## Brief:
In the entries below, find every line with "phantom" and copy it.
*** Records for processing ***
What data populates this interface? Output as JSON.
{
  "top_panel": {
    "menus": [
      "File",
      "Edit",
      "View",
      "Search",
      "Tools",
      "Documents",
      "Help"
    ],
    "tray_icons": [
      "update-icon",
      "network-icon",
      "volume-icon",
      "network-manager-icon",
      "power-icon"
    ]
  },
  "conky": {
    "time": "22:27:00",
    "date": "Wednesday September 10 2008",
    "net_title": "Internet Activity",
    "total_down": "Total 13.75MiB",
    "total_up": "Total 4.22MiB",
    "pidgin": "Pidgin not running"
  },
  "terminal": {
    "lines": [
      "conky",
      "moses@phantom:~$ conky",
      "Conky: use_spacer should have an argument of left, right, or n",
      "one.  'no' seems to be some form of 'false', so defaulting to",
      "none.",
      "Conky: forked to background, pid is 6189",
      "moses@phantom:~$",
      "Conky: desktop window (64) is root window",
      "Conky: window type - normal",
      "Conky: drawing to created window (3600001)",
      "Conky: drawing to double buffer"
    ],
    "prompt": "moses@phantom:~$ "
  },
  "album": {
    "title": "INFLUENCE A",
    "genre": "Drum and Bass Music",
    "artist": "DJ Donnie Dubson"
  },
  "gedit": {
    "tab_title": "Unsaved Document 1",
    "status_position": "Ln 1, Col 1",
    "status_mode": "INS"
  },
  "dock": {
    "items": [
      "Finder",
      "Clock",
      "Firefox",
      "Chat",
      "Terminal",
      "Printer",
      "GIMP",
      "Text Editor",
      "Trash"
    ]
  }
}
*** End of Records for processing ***
## Worked solution:
      "moses@phantom:~$ conky",
      "moses@phantom:~$",
    "prompt": "moses@phantom:~$ "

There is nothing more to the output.